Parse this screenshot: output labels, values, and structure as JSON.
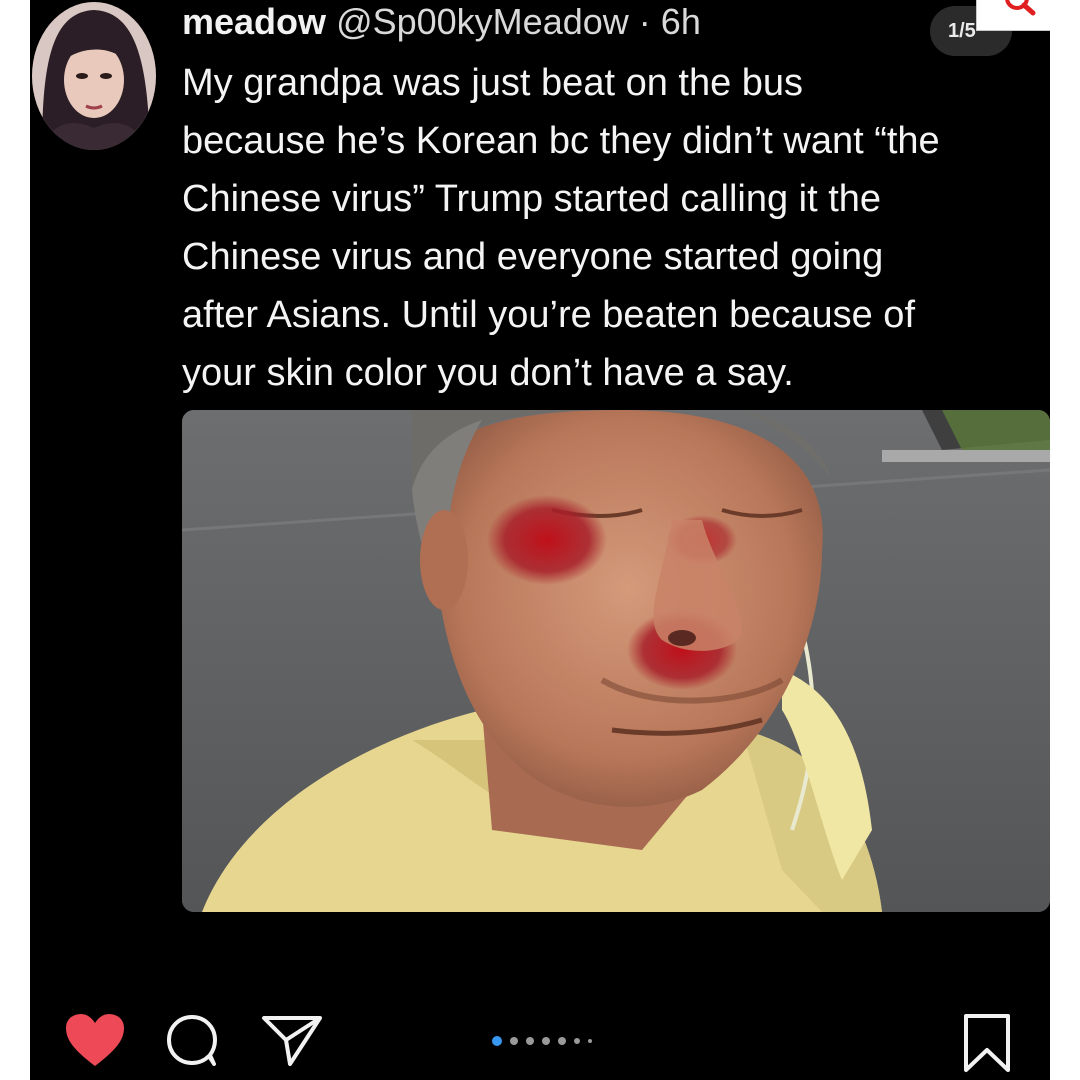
{
  "post": {
    "author": {
      "display_name": "meadow",
      "handle": "@Sp00kyMeadow",
      "separator": "·",
      "time": "6h"
    },
    "carousel_indicator": "1/5",
    "text_lines": [
      "My grandpa was just beat on the bus",
      "because he’s Korean bc they didn’t want “the",
      "Chinese virus” Trump started calling it the",
      "Chinese virus and everyone started going",
      "after Asians. Until you’re beaten because of",
      "your skin color you don’t have a say."
    ]
  },
  "actions": {
    "icons": [
      "heart-icon",
      "comment-icon",
      "share-icon",
      "bookmark-icon"
    ],
    "liked": true,
    "carousel_dots": {
      "count": 7,
      "active_index": 0
    }
  },
  "colors": {
    "background": "#000000",
    "text": "#f4f4f4",
    "like_red": "#ed4956",
    "active_dot_blue": "#3897f0",
    "inactive_dot": "#9a9a9a"
  }
}
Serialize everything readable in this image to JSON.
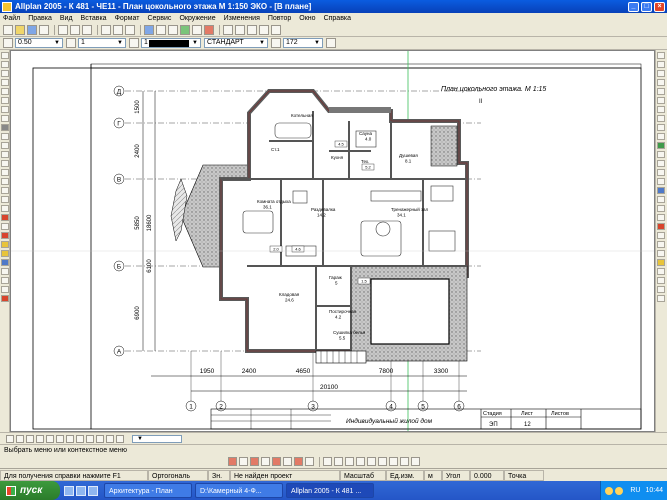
{
  "window": {
    "title": "Allplan 2005 - К 481 - ЧЕ11 - План цокольного этажа М 1:150          ЭКО - [В плане]",
    "minimize": "_",
    "maximize": "□",
    "close": "×"
  },
  "menu": [
    "Файл",
    "Правка",
    "Вид",
    "Вставка",
    "Формат",
    "Сервис",
    "Окружение",
    "Изменения",
    "Повтор",
    "Окно",
    "Справка"
  ],
  "format_bar": {
    "pen": "0.50",
    "line_type": "1",
    "color": "1",
    "layer_label": "СТАНДАРТ",
    "scale": "172"
  },
  "drawing": {
    "plan_title": "План цокольного этажа. М 1:15",
    "plan_subtitle": "II",
    "axes_letters": [
      "Д",
      "Г",
      "В",
      "Б",
      "А"
    ],
    "axes_numbers": [
      "1",
      "2",
      "3",
      "4",
      "5",
      "6"
    ],
    "dimensions_bottom": [
      "1950",
      "2400",
      "4650",
      "7800",
      "3300"
    ],
    "overall_dimension": "20100",
    "dimensions_left": [
      "1500",
      "2400",
      "5850",
      "6100",
      "18600",
      "6900"
    ],
    "rooms": [
      {
        "name": "Котельная",
        "area": ""
      },
      {
        "name": "Ст.1",
        "area": ""
      },
      {
        "name": "Кухня",
        "area": ""
      },
      {
        "name": "Сауна",
        "area": "4.0"
      },
      {
        "name": "Тех.",
        "area": "6.5"
      },
      {
        "name": "Душевая",
        "area": "8.1"
      },
      {
        "name": "Комната отдыха",
        "area": "36.1"
      },
      {
        "name": "Раздевалка",
        "area": "14.2"
      },
      {
        "name": "Тренажерный зал",
        "area": "34.1"
      },
      {
        "name": "Кладовая",
        "area": "24.6"
      },
      {
        "name": "Постирочная",
        "area": "4.2"
      },
      {
        "name": "Гараж",
        "area": "5"
      },
      {
        "name": "Сушилка белья",
        "area": "5.5"
      }
    ],
    "tags": [
      "4.5",
      "5.2",
      "2.0",
      "4.6",
      "1.5"
    ],
    "title_block": {
      "sheet_label": "Стадия",
      "sheet_col": "Лист",
      "sheets_col": "Листов",
      "stage": "ЭП",
      "sheet": "12",
      "project": "Индивидуальный жилой дом"
    }
  },
  "command_prompt": "Выбрать меню или контекстное меню",
  "status": {
    "hint": "Для получения справки нажмите F1",
    "view": "Ортогональ",
    "ref_label": "Зн.",
    "ref_value": "Не найден проект",
    "scale_label": "Масштаб",
    "units_label": "Ед.изм.",
    "units_value": "м",
    "angle_label": "Угол",
    "angle_value": "0.000",
    "extra": "Точка"
  },
  "taskbar": {
    "start": "пуск",
    "tasks": [
      "Архитектура - План",
      "D:\\Камерный 4-Ф...",
      "Allplan 2005 - К 481 ..."
    ],
    "lang": "RU",
    "clock": "10:44"
  },
  "colors": {
    "title_bar": "#0a5ce0",
    "wall": "#5a5a5a",
    "hatch": "#9a9a9a",
    "wall_outline": "#7a2a2a"
  },
  "icons": [
    "new-file-icon",
    "open-icon",
    "save-icon",
    "print-icon",
    "undo-icon",
    "redo-icon",
    "zoom-icon",
    "pen-icon",
    "line-icon",
    "circle-icon",
    "text-icon",
    "dimension-icon",
    "layer-icon"
  ]
}
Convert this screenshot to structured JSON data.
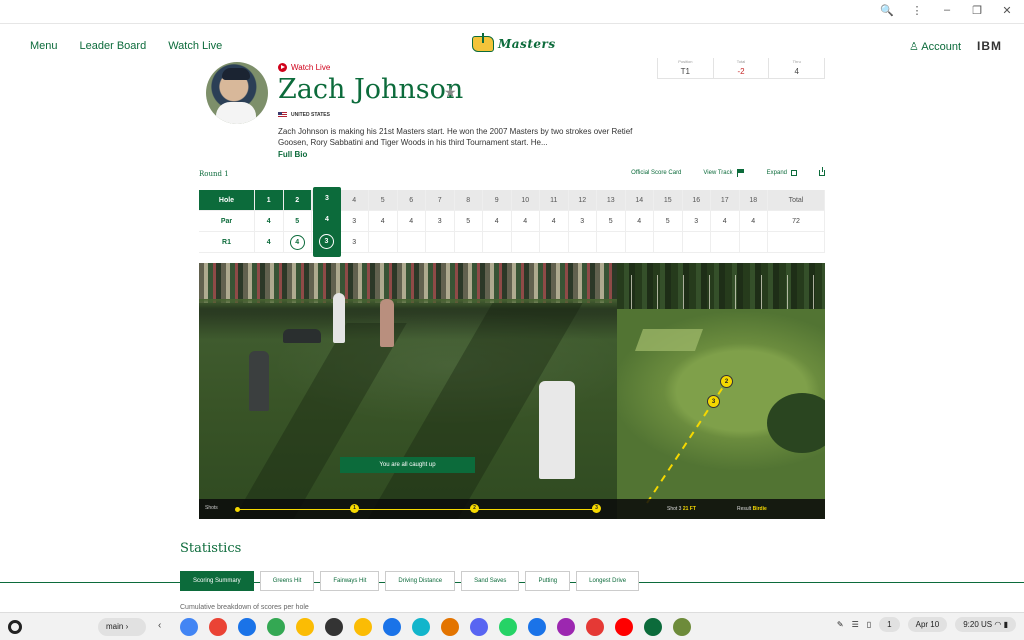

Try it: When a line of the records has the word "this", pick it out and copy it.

Finished exercise:
Parse this screenshot: output labels, values, and structure as JSON.
Serialize everything readable in this image to JSON.
Convert this screenshot to structured JSON data.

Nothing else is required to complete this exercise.